### What you need to do
Return the listing below unchanged, except that the pictures are dropped.

### Source records
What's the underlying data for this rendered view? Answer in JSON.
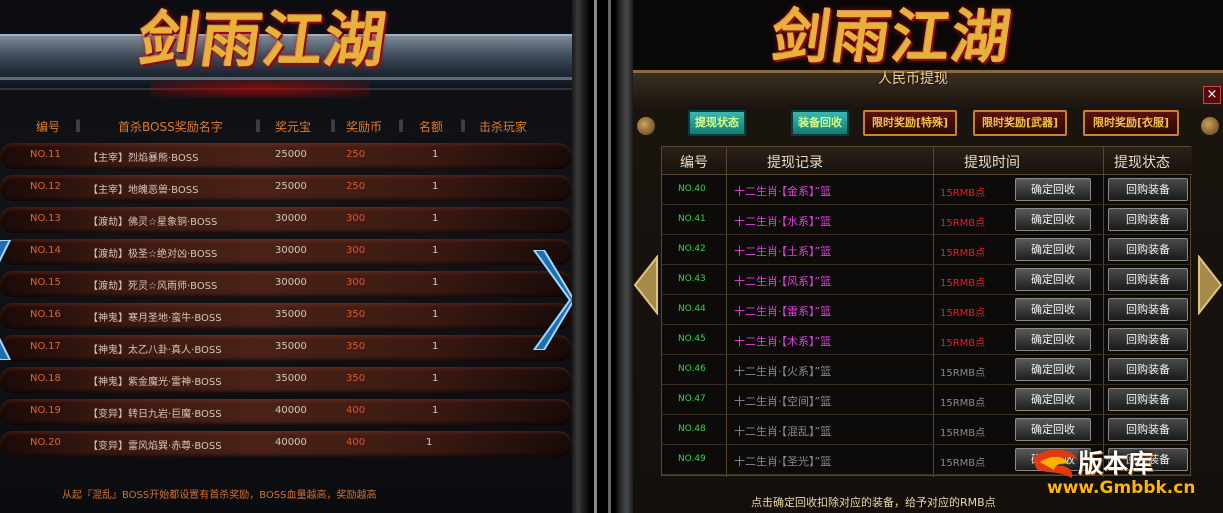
{
  "left_panel": {
    "logo_text": "剑雨江湖",
    "columns": [
      "编号",
      "首杀BOSS奖励名字",
      "奖元宝",
      "奖励币",
      "名额",
      "击杀玩家"
    ],
    "rows": [
      {
        "no": "NO.11",
        "name": "【主宰】烈焰暴熊·BOSS",
        "yuanbao": "25000",
        "coin": "250",
        "quota": "1"
      },
      {
        "no": "NO.12",
        "name": "【主宰】地魄恶兽·BOSS",
        "yuanbao": "25000",
        "coin": "250",
        "quota": "1"
      },
      {
        "no": "NO.13",
        "name": "【渡劫】佛灵☆星象铜·BOSS",
        "yuanbao": "30000",
        "coin": "300",
        "quota": "1"
      },
      {
        "no": "NO.14",
        "name": "【渡劫】极圣☆绝对凶·BOSS",
        "yuanbao": "30000",
        "coin": "300",
        "quota": "1"
      },
      {
        "no": "NO.15",
        "name": "【渡劫】死灵☆风雨师·BOSS",
        "yuanbao": "30000",
        "coin": "300",
        "quota": "1"
      },
      {
        "no": "NO.16",
        "name": "【神鬼】寒月圣地·蛮牛·BOSS",
        "yuanbao": "35000",
        "coin": "350",
        "quota": "1"
      },
      {
        "no": "NO.17",
        "name": "【神鬼】太乙八卦·真人·BOSS",
        "yuanbao": "35000",
        "coin": "350",
        "quota": "1"
      },
      {
        "no": "NO.18",
        "name": "【神鬼】紫金魔光·雷神·BOSS",
        "yuanbao": "35000",
        "coin": "350",
        "quota": "1"
      },
      {
        "no": "NO.19",
        "name": "【变异】转日九岩·巨魔·BOSS",
        "yuanbao": "40000",
        "coin": "400",
        "quota": "1"
      },
      {
        "no": "NO.20",
        "name": "【变异】雷风焰巽·赤尊·BOSS",
        "yuanbao": "40000",
        "coin": "400",
        "quota": "1"
      }
    ],
    "footer": "从起『混乱』BOSS开始都设置有首杀奖励，BOSS血量越高，奖励越高"
  },
  "right_panel": {
    "logo_text": "剑雨江湖",
    "subtitle": "人民币提现",
    "close_label": "×",
    "tabs": [
      "提现状态",
      "装备回收",
      "限时奖励[特殊]",
      "限时奖励[武器]",
      "限时奖励[衣服]"
    ],
    "columns": [
      "编号",
      "提现记录",
      "提现时间",
      "提现状态"
    ],
    "rows": [
      {
        "no": "NO.40",
        "record": "十二生肖·【金系】”篮",
        "time": "15RMB点",
        "active": true
      },
      {
        "no": "NO.41",
        "record": "十二生肖·【水系】”篮",
        "time": "15RMB点",
        "active": true
      },
      {
        "no": "NO.42",
        "record": "十二生肖·【土系】”篮",
        "time": "15RMB点",
        "active": true
      },
      {
        "no": "NO.43",
        "record": "十二生肖·【风系】”篮",
        "time": "15RMB点",
        "active": true
      },
      {
        "no": "NO.44",
        "record": "十二生肖·【雷系】”篮",
        "time": "15RMB点",
        "active": true
      },
      {
        "no": "NO.45",
        "record": "十二生肖·【木系】”篮",
        "time": "15RMB点",
        "active": true
      },
      {
        "no": "NO.46",
        "record": "十二生肖·【火系】”篮",
        "time": "15RMB点",
        "active": false
      },
      {
        "no": "NO.47",
        "record": "十二生肖·【空间】”篮",
        "time": "15RMB点",
        "active": false
      },
      {
        "no": "NO.48",
        "record": "十二生肖·【混乱】”篮",
        "time": "15RMB点",
        "active": false
      },
      {
        "no": "NO.49",
        "record": "十二生肖·【圣光】”篮",
        "time": "15RMB点",
        "active": false
      }
    ],
    "btn_confirm": "确定回收",
    "btn_buyback": "回购装备",
    "footer": "点击确定回收扣除对应的装备，给予对应的RMB点"
  },
  "watermark": {
    "text": "版本库",
    "url": "www.Gmbbk.cn"
  }
}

### Completed task
What's the underlying data for this rendered view? Answer in JSON.
{
  "left_panel": {
    "logo_text": "剑雨江湖",
    "columns": [
      "编号",
      "首杀BOSS奖励名字",
      "奖元宝",
      "奖励币",
      "名额",
      "击杀玩家"
    ],
    "rows": [
      {
        "no": "NO.11",
        "name": "【主宰】烈焰暴熊·BOSS",
        "yuanbao": "25000",
        "coin": "250",
        "quota": "1"
      },
      {
        "no": "NO.12",
        "name": "【主宰】地魄恶兽·BOSS",
        "yuanbao": "25000",
        "coin": "250",
        "quota": "1"
      },
      {
        "no": "NO.13",
        "name": "【渡劫】佛灵☆星象铜·BOSS",
        "yuanbao": "30000",
        "coin": "300",
        "quota": "1"
      },
      {
        "no": "NO.14",
        "name": "【渡劫】极圣☆绝对凶·BOSS",
        "yuanbao": "30000",
        "coin": "300",
        "quota": "1"
      },
      {
        "no": "NO.15",
        "name": "【渡劫】死灵☆风雨师·BOSS",
        "yuanbao": "30000",
        "coin": "300",
        "quota": "1"
      },
      {
        "no": "NO.16",
        "name": "【神鬼】寒月圣地·蛮牛·BOSS",
        "yuanbao": "35000",
        "coin": "350",
        "quota": "1"
      },
      {
        "no": "NO.17",
        "name": "【神鬼】太乙八卦·真人·BOSS",
        "yuanbao": "35000",
        "coin": "350",
        "quota": "1"
      },
      {
        "no": "NO.18",
        "name": "【神鬼】紫金魔光·雷神·BOSS",
        "yuanbao": "35000",
        "coin": "350",
        "quota": "1"
      },
      {
        "no": "NO.19",
        "name": "【变异】转日九岩·巨魔·BOSS",
        "yuanbao": "40000",
        "coin": "400",
        "quota": "1"
      },
      {
        "no": "NO.20",
        "name": "【变异】雷风焰巽·赤尊·BOSS",
        "yuanbao": "40000",
        "coin": "400",
        "quota": "1"
      }
    ],
    "footer": "从起『混乱』BOSS开始都设置有首杀奖励，BOSS血量越高，奖励越高"
  },
  "right_panel": {
    "logo_text": "剑雨江湖",
    "subtitle": "人民币提现",
    "close_label": "×",
    "tabs": [
      "提现状态",
      "装备回收",
      "限时奖励[特殊]",
      "限时奖励[武器]",
      "限时奖励[衣服]"
    ],
    "columns": [
      "编号",
      "提现记录",
      "提现时间",
      "提现状态"
    ],
    "rows": [
      {
        "no": "NO.40",
        "record": "十二生肖·【金系】”篮",
        "time": "15RMB点",
        "active": true
      },
      {
        "no": "NO.41",
        "record": "十二生肖·【水系】”篮",
        "time": "15RMB点",
        "active": true
      },
      {
        "no": "NO.42",
        "record": "十二生肖·【土系】”篮",
        "time": "15RMB点",
        "active": true
      },
      {
        "no": "NO.43",
        "record": "十二生肖·【风系】”篮",
        "time": "15RMB点",
        "active": true
      },
      {
        "no": "NO.44",
        "record": "十二生肖·【雷系】”篮",
        "time": "15RMB点",
        "active": true
      },
      {
        "no": "NO.45",
        "record": "十二生肖·【木系】”篮",
        "time": "15RMB点",
        "active": true
      },
      {
        "no": "NO.46",
        "record": "十二生肖·【火系】”篮",
        "time": "15RMB点",
        "active": false
      },
      {
        "no": "NO.47",
        "record": "十二生肖·【空间】”篮",
        "time": "15RMB点",
        "active": false
      },
      {
        "no": "NO.48",
        "record": "十二生肖·【混乱】”篮",
        "time": "15RMB点",
        "active": false
      },
      {
        "no": "NO.49",
        "record": "十二生肖·【圣光】”篮",
        "time": "15RMB点",
        "active": false
      }
    ],
    "btn_confirm": "确定回收",
    "btn_buyback": "回购装备",
    "footer": "点击确定回收扣除对应的装备，给予对应的RMB点"
  },
  "watermark": {
    "text": "版本库",
    "url": "www.Gmbbk.cn"
  }
}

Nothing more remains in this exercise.